Exercise instructions: Please return each record below exactly, with nothing left out.

══ The records ══

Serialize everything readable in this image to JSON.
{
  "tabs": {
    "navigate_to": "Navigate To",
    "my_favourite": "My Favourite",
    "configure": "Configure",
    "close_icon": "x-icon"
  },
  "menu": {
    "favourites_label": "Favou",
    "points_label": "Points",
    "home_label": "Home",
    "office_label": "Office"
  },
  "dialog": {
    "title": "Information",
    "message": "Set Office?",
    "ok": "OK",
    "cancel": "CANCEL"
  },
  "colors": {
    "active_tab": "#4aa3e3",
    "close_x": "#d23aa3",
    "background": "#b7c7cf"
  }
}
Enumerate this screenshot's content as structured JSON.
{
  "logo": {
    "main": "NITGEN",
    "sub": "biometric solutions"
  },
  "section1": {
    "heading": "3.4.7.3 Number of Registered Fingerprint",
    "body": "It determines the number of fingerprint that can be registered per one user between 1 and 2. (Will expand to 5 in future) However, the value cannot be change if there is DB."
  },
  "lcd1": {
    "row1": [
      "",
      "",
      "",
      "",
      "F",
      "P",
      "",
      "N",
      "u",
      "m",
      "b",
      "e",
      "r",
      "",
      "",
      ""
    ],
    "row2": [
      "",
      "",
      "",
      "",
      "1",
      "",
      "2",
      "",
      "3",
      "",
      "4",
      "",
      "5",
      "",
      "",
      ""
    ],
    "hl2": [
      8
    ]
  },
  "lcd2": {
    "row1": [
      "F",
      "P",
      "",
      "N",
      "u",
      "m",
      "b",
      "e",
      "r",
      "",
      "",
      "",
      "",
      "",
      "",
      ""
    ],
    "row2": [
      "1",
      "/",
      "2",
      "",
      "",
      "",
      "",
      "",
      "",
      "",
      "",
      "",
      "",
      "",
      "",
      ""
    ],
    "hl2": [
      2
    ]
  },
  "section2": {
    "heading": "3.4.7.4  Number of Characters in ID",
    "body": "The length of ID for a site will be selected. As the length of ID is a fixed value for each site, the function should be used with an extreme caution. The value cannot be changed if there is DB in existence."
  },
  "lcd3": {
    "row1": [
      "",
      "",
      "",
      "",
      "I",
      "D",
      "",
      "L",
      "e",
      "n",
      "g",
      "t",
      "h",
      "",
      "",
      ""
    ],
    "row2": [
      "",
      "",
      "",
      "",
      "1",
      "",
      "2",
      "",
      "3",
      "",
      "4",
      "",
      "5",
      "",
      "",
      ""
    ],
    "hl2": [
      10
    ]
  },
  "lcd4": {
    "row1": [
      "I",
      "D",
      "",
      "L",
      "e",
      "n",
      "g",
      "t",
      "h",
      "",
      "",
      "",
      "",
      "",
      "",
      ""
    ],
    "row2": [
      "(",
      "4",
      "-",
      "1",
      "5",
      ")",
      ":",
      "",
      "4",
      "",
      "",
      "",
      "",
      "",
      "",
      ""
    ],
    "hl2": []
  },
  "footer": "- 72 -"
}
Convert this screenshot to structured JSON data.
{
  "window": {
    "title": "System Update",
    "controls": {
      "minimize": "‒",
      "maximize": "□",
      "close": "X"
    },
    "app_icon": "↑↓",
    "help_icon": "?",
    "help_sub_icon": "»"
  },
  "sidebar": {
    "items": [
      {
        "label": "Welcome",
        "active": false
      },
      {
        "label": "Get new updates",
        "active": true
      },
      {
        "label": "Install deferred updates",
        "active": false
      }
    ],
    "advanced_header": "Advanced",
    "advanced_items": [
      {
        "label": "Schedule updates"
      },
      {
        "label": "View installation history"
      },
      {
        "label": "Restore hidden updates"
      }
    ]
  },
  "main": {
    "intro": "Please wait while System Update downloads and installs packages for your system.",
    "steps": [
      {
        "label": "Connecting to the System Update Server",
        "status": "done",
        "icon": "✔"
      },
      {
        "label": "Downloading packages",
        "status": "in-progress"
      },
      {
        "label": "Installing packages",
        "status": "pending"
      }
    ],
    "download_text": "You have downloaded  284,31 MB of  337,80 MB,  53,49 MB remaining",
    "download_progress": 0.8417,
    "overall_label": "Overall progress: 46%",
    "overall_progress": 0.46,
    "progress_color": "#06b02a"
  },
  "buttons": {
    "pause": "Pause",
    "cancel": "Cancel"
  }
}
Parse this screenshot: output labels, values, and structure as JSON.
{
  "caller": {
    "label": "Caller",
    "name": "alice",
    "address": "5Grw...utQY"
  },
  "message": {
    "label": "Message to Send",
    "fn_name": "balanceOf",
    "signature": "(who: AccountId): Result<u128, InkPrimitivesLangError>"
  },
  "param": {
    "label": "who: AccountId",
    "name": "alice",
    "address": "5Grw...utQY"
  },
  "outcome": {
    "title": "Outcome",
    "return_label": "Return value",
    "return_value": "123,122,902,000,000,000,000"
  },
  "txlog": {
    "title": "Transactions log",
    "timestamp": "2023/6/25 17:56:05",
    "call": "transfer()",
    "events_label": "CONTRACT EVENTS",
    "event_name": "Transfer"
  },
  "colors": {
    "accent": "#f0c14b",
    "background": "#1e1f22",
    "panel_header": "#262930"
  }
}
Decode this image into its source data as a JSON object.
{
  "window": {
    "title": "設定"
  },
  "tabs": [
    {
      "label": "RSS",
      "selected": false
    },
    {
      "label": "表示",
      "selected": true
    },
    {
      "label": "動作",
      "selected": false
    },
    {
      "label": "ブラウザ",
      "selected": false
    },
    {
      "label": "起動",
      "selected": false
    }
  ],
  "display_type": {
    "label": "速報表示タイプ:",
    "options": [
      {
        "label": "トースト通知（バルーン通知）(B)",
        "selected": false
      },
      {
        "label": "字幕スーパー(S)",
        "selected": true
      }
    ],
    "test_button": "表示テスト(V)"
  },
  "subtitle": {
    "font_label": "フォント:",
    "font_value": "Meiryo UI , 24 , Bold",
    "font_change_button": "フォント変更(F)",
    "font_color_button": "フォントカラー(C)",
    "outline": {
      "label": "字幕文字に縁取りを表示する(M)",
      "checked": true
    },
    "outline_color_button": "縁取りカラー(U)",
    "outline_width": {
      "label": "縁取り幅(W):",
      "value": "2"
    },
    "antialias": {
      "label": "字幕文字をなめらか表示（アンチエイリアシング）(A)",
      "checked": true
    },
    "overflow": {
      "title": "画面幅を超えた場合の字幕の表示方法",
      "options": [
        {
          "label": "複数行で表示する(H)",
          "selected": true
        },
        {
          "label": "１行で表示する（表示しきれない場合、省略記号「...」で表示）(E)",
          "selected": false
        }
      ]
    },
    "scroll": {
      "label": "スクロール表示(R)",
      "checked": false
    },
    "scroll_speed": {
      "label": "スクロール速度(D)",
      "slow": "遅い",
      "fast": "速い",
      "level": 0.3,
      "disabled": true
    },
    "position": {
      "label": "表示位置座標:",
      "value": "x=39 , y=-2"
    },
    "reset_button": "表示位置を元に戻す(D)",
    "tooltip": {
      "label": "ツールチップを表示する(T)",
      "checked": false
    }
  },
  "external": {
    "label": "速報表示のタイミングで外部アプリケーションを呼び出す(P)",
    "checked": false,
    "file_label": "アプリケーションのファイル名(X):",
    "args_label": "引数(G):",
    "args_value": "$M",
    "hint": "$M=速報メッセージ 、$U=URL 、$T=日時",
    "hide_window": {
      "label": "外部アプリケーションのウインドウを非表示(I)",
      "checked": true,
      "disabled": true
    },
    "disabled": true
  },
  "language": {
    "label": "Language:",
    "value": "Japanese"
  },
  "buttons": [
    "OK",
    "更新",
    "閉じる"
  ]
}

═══

Task solution:
Serialize everything readable in this image to JSON.
{
  "tabs": {
    "navigate_to": "Navigate To",
    "my_favourite": "My Favourite",
    "configure": "Configure",
    "close_icon": "x-icon"
  },
  "menu": {
    "favourites_label": "Favou",
    "points_label": "Points",
    "home_label": "Home",
    "office_label": "Office"
  },
  "dialog": {
    "title": "Information",
    "message": "Set Office?",
    "ok": "OK",
    "cancel": "CANCEL"
  },
  "colors": {
    "active_tab": "#4aa3e3",
    "close_x": "#d23aa3",
    "background": "#b7c7cf"
  }
}
Enumerate this screenshot's content as structured JSON.
{
  "logo": {
    "main": "NITGEN",
    "sub": "biometric solutions"
  },
  "section1": {
    "heading": "3.4.7.3 Number of Registered Fingerprint",
    "body": "It determines the number of fingerprint that can be registered per one user between 1 and 2. (Will expand to 5 in future) However, the value cannot be change if there is DB."
  },
  "lcd1": {
    "row1": [
      "",
      "",
      "",
      "",
      "F",
      "P",
      "",
      "N",
      "u",
      "m",
      "b",
      "e",
      "r",
      "",
      "",
      ""
    ],
    "row2": [
      "",
      "",
      "",
      "",
      "1",
      "",
      "2",
      "",
      "3",
      "",
      "4",
      "",
      "5",
      "",
      "",
      ""
    ],
    "hl2": [
      8
    ]
  },
  "lcd2": {
    "row1": [
      "F",
      "P",
      "",
      "N",
      "u",
      "m",
      "b",
      "e",
      "r",
      "",
      "",
      "",
      "",
      "",
      "",
      ""
    ],
    "row2": [
      "1",
      "/",
      "2",
      "",
      "",
      "",
      "",
      "",
      "",
      "",
      "",
      "",
      "",
      "",
      "",
      ""
    ],
    "hl2": [
      2
    ]
  },
  "section2": {
    "heading": "3.4.7.4  Number of Characters in ID",
    "body": "The length of ID for a site will be selected. As the length of ID is a fixed value for each site, the function should be used with an extreme caution. The value cannot be changed if there is DB in existence."
  },
  "lcd3": {
    "row1": [
      "",
      "",
      "",
      "",
      "I",
      "D",
      "",
      "L",
      "e",
      "n",
      "g",
      "t",
      "h",
      "",
      "",
      ""
    ],
    "row2": [
      "",
      "",
      "",
      "",
      "1",
      "",
      "2",
      "",
      "3",
      "",
      "4",
      "",
      "5",
      "",
      "",
      ""
    ],
    "hl2": [
      10
    ]
  },
  "lcd4": {
    "row1": [
      "I",
      "D",
      "",
      "L",
      "e",
      "n",
      "g",
      "t",
      "h",
      "",
      "",
      "",
      "",
      "",
      "",
      ""
    ],
    "row2": [
      "(",
      "4",
      "-",
      "1",
      "5",
      ")",
      ":",
      "",
      "4",
      "",
      "",
      "",
      "",
      "",
      "",
      ""
    ],
    "hl2": []
  },
  "footer": "- 72 -"
}
Convert this screenshot to structured JSON data.
{
  "window": {
    "title": "System Update",
    "controls": {
      "minimize": "‒",
      "maximize": "□",
      "close": "X"
    },
    "app_icon": "↑↓",
    "help_icon": "?",
    "help_sub_icon": "»"
  },
  "sidebar": {
    "items": [
      {
        "label": "Welcome",
        "active": false
      },
      {
        "label": "Get new updates",
        "active": true
      },
      {
        "label": "Install deferred updates",
        "active": false
      }
    ],
    "advanced_header": "Advanced",
    "advanced_items": [
      {
        "label": "Schedule updates"
      },
      {
        "label": "View installation history"
      },
      {
        "label": "Restore hidden updates"
      }
    ]
  },
  "main": {
    "intro": "Please wait while System Update downloads and installs packages for your system.",
    "steps": [
      {
        "label": "Connecting to the System Update Server",
        "status": "done",
        "icon": "✔"
      },
      {
        "label": "Downloading packages",
        "status": "in-progress"
      },
      {
        "label": "Installing packages",
        "status": "pending"
      }
    ],
    "download_text": "You have downloaded  284,31 MB of  337,80 MB,  53,49 MB remaining",
    "download_progress": 0.8417,
    "overall_label": "Overall progress: 46%",
    "overall_progress": 0.46,
    "progress_color": "#06b02a"
  },
  "buttons": {
    "pause": "Pause",
    "cancel": "Cancel"
  }
}
Parse this screenshot: output labels, values, and structure as JSON.
{
  "caller": {
    "label": "Caller",
    "name": "alice",
    "address": "5Grw...utQY"
  },
  "message": {
    "label": "Message to Send",
    "fn_name": "balanceOf",
    "signature": "(who: AccountId): Result<u128, InkPrimitivesLangError>"
  },
  "param": {
    "label": "who: AccountId",
    "name": "alice",
    "address": "5Grw...utQY"
  },
  "outcome": {
    "title": "Outcome",
    "return_label": "Return value",
    "return_value": "123,122,902,000,000,000,000"
  },
  "txlog": {
    "title": "Transactions log",
    "timestamp": "2023/6/25 17:56:05",
    "call": "transfer()",
    "events_label": "CONTRACT EVENTS",
    "event_name": "Transfer"
  },
  "colors": {
    "accent": "#f0c14b",
    "background": "#1e1f22",
    "panel_header": "#262930"
  }
}
Decode this image into its source data as a JSON object.
{
  "window": {
    "title": "設定"
  },
  "tabs": [
    {
      "label": "RSS",
      "selected": false
    },
    {
      "label": "表示",
      "selected": true
    },
    {
      "label": "動作",
      "selected": false
    },
    {
      "label": "ブラウザ",
      "selected": false
    },
    {
      "label": "起動",
      "selected": false
    }
  ],
  "display_type": {
    "label": "速報表示タイプ:",
    "options": [
      {
        "label": "トースト通知（バルーン通知）(B)",
        "selected": false
      },
      {
        "label": "字幕スーパー(S)",
        "selected": true
      }
    ],
    "test_button": "表示テスト(V)"
  },
  "subtitle": {
    "font_label": "フォント:",
    "font_value": "Meiryo UI , 24 , Bold",
    "font_change_button": "フォント変更(F)",
    "font_color_button": "フォントカラー(C)",
    "outline": {
      "label": "字幕文字に縁取りを表示する(M)",
      "checked": true
    },
    "outline_color_button": "縁取りカラー(U)",
    "outline_width": {
      "label": "縁取り幅(W):",
      "value": "2"
    },
    "antialias": {
      "label": "字幕文字をなめらか表示（アンチエイリアシング）(A)",
      "checked": true
    },
    "overflow": {
      "title": "画面幅を超えた場合の字幕の表示方法",
      "options": [
        {
          "label": "複数行で表示する(H)",
          "selected": true
        },
        {
          "label": "１行で表示する（表示しきれない場合、省略記号「...」で表示）(E)",
          "selected": false
        }
      ]
    },
    "scroll": {
      "label": "スクロール表示(R)",
      "checked": false
    },
    "scroll_speed": {
      "label": "スクロール速度(D)",
      "slow": "遅い",
      "fast": "速い",
      "level": 0.3,
      "disabled": true
    },
    "position": {
      "label": "表示位置座標:",
      "value": "x=39 , y=-2"
    },
    "reset_button": "表示位置を元に戻す(D)",
    "tooltip": {
      "label": "ツールチップを表示する(T)",
      "checked": false
    }
  },
  "external": {
    "label": "速報表示のタイミングで外部アプリケーションを呼び出す(P)",
    "checked": false,
    "file_label": "アプリケーションのファイル名(X):",
    "args_label": "引数(G):",
    "args_value": "$M",
    "hint": "$M=速報メッセージ 、$U=URL 、$T=日時",
    "hide_window": {
      "label": "外部アプリケーションのウインドウを非表示(I)",
      "checked": true,
      "disabled": true
    },
    "disabled": true
  },
  "language": {
    "label": "Language:",
    "value": "Japanese"
  },
  "buttons": [
    "OK",
    "更新",
    "閉じる"
  ]
}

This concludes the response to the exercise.